GIVEN ENTRIES –
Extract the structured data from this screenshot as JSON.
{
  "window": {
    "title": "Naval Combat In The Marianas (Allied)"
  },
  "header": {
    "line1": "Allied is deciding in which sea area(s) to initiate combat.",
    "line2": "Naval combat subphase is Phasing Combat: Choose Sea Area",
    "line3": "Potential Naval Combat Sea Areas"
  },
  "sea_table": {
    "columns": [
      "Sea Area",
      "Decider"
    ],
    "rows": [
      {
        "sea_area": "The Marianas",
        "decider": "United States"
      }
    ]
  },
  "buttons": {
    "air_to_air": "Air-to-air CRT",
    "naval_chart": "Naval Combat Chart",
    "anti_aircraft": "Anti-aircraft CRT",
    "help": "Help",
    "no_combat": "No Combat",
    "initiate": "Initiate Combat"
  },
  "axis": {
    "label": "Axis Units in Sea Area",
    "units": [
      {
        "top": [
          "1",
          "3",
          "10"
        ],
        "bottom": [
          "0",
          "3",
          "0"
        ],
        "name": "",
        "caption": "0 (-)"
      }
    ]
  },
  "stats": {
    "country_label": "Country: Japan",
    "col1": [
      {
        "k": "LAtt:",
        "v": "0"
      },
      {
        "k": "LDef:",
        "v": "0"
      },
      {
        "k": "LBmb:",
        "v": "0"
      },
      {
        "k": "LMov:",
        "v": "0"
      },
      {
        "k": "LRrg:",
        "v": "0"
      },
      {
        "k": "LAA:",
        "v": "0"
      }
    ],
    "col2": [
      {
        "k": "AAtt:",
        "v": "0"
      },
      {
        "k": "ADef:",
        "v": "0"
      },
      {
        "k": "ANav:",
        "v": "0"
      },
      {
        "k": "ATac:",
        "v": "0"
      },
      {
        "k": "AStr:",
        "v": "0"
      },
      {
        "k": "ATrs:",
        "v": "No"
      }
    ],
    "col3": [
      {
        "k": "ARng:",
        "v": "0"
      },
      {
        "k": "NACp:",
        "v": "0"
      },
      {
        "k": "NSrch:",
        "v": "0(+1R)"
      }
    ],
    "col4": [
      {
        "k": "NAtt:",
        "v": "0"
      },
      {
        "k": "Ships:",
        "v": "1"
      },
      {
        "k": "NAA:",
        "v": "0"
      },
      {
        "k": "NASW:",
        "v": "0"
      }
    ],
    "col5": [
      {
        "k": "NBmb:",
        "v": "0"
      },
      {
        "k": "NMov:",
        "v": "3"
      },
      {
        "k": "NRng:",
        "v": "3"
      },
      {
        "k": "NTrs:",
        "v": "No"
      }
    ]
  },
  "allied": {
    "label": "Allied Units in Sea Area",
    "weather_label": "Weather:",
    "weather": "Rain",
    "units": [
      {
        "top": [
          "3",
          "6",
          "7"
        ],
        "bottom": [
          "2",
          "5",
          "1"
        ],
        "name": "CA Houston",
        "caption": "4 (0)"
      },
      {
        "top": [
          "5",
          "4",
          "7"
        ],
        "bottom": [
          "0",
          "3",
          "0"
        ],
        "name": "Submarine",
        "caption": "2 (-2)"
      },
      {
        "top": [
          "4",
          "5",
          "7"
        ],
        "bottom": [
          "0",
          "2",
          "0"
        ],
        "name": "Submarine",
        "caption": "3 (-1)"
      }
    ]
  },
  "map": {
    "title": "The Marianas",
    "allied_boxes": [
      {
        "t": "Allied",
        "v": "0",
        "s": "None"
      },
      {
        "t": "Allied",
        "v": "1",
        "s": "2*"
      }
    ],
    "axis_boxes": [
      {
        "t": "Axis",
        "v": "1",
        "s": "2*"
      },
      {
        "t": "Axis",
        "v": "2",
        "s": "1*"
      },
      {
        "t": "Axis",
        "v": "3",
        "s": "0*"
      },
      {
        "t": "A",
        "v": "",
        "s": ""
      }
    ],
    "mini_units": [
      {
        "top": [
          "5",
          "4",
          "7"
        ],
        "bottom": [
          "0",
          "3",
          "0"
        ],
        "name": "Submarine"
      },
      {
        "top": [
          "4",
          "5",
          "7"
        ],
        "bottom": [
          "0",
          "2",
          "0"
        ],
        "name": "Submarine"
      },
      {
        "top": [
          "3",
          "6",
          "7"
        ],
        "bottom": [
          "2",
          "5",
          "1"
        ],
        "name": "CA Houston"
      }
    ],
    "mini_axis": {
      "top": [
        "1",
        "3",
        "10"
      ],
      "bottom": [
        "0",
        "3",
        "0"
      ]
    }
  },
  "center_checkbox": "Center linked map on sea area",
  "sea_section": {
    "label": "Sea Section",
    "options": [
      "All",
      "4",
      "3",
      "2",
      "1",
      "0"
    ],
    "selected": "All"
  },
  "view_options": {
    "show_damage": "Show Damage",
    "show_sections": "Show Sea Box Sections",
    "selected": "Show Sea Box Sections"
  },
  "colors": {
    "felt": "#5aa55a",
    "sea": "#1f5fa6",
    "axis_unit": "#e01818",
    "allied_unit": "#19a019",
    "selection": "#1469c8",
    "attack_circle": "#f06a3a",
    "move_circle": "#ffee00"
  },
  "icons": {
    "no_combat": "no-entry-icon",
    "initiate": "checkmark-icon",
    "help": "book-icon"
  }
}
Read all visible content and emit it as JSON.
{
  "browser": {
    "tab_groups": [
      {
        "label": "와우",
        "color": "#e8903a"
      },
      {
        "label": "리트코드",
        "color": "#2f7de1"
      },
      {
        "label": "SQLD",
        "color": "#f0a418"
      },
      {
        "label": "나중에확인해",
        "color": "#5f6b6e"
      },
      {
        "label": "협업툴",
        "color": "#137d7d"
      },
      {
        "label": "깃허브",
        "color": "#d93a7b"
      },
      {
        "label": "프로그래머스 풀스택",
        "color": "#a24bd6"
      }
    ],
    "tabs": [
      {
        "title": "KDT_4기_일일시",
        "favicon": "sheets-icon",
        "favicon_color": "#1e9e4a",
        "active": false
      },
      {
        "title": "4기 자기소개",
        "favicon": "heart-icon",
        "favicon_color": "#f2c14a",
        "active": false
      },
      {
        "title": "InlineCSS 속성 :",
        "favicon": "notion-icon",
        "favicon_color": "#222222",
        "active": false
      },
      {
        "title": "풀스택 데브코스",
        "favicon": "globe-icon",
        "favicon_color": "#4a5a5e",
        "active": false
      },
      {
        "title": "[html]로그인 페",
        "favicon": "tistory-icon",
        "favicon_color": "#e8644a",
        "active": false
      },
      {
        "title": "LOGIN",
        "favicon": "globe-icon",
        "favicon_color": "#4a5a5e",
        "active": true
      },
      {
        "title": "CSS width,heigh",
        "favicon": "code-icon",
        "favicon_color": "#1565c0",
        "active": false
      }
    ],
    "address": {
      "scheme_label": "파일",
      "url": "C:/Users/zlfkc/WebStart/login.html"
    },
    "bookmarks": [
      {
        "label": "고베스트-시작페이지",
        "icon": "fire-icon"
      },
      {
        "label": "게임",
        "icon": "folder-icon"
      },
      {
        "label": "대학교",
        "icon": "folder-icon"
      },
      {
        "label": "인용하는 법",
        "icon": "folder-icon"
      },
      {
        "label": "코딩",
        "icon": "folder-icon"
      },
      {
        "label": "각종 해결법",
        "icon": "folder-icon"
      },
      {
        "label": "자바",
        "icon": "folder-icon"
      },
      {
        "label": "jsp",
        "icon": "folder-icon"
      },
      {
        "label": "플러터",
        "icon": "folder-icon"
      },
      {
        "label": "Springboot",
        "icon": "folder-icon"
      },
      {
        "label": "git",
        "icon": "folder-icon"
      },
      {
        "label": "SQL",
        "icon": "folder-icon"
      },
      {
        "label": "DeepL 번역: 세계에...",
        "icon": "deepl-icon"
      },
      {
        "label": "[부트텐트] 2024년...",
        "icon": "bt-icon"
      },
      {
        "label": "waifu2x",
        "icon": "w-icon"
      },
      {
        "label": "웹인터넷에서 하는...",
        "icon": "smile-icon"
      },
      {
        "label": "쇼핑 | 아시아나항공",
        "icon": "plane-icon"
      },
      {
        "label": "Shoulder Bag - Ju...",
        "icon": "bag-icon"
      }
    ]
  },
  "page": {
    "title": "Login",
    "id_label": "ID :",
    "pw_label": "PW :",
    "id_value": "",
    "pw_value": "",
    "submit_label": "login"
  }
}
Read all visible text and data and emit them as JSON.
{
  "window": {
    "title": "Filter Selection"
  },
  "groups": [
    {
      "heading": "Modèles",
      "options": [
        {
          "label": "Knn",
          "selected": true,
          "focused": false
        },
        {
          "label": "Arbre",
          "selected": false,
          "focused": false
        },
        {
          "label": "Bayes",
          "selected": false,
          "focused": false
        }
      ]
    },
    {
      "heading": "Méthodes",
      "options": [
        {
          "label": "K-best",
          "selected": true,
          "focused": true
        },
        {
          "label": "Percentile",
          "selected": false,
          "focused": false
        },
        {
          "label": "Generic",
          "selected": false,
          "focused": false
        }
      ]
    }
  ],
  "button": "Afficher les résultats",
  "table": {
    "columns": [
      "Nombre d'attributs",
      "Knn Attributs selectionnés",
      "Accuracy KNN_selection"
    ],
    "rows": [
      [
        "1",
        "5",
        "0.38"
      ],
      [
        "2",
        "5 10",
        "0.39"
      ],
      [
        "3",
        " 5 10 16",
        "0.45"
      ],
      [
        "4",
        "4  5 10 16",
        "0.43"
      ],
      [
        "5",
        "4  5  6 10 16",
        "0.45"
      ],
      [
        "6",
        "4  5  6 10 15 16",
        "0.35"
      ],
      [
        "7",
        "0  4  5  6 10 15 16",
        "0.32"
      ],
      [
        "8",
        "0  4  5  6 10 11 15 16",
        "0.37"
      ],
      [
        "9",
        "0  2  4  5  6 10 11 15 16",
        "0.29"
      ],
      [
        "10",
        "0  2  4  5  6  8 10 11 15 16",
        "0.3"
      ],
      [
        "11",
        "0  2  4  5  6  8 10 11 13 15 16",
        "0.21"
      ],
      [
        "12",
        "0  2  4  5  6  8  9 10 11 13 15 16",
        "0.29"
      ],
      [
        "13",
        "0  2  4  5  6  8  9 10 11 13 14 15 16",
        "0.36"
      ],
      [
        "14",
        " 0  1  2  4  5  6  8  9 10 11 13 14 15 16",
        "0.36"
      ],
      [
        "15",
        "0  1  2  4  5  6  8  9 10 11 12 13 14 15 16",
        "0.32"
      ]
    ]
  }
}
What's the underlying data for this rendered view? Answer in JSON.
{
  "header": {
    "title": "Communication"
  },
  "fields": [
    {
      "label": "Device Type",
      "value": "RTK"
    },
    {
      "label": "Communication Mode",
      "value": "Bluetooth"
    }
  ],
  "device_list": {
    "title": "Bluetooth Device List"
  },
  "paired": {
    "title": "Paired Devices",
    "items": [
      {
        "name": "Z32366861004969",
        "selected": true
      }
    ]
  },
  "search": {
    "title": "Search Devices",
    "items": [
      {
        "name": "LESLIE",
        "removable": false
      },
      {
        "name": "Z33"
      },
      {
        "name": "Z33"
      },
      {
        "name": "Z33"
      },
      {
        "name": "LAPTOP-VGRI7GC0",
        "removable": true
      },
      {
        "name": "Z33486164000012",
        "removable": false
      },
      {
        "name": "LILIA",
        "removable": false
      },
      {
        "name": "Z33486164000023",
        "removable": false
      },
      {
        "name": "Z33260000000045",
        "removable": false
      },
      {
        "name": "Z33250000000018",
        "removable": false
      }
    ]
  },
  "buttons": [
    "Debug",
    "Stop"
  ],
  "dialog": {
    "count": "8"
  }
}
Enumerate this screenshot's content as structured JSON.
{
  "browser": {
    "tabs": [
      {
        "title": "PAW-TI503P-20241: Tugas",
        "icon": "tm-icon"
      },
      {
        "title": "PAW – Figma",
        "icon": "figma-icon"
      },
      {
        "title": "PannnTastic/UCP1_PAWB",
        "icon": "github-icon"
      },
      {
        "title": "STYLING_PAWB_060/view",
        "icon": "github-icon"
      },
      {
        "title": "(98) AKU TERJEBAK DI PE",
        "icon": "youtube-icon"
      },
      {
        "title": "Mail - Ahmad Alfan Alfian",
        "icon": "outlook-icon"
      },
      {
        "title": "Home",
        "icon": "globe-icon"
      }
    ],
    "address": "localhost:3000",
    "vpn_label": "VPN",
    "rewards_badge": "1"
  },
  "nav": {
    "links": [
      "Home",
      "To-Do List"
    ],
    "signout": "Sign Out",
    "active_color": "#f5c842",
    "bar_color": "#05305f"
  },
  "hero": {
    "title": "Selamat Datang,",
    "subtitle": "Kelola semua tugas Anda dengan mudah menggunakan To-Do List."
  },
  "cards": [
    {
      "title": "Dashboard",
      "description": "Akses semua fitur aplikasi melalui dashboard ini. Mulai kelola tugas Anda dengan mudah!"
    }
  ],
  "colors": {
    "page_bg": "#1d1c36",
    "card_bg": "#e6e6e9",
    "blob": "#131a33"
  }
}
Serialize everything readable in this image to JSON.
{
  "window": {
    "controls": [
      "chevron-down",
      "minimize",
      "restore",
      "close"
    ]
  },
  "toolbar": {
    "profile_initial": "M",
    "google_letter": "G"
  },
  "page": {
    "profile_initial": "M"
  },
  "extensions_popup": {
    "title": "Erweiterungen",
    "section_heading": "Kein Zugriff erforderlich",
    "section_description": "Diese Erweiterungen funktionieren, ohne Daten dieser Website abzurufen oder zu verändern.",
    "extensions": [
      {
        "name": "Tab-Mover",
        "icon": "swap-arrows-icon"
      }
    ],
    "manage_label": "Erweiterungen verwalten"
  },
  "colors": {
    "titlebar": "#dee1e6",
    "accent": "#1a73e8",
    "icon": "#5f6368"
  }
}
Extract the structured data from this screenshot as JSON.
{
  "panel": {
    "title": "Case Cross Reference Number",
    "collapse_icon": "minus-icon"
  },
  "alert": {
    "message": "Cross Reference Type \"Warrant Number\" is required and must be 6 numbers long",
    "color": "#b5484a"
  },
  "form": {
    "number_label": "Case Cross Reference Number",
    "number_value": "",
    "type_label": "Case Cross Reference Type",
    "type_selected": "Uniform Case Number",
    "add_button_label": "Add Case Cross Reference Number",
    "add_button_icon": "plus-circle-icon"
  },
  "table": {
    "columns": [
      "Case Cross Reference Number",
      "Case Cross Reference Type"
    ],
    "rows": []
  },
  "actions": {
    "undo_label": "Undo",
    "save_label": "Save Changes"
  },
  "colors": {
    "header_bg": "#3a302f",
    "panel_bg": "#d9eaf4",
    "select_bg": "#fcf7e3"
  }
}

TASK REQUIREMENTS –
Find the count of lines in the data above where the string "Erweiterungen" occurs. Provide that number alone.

RESPONSE –
3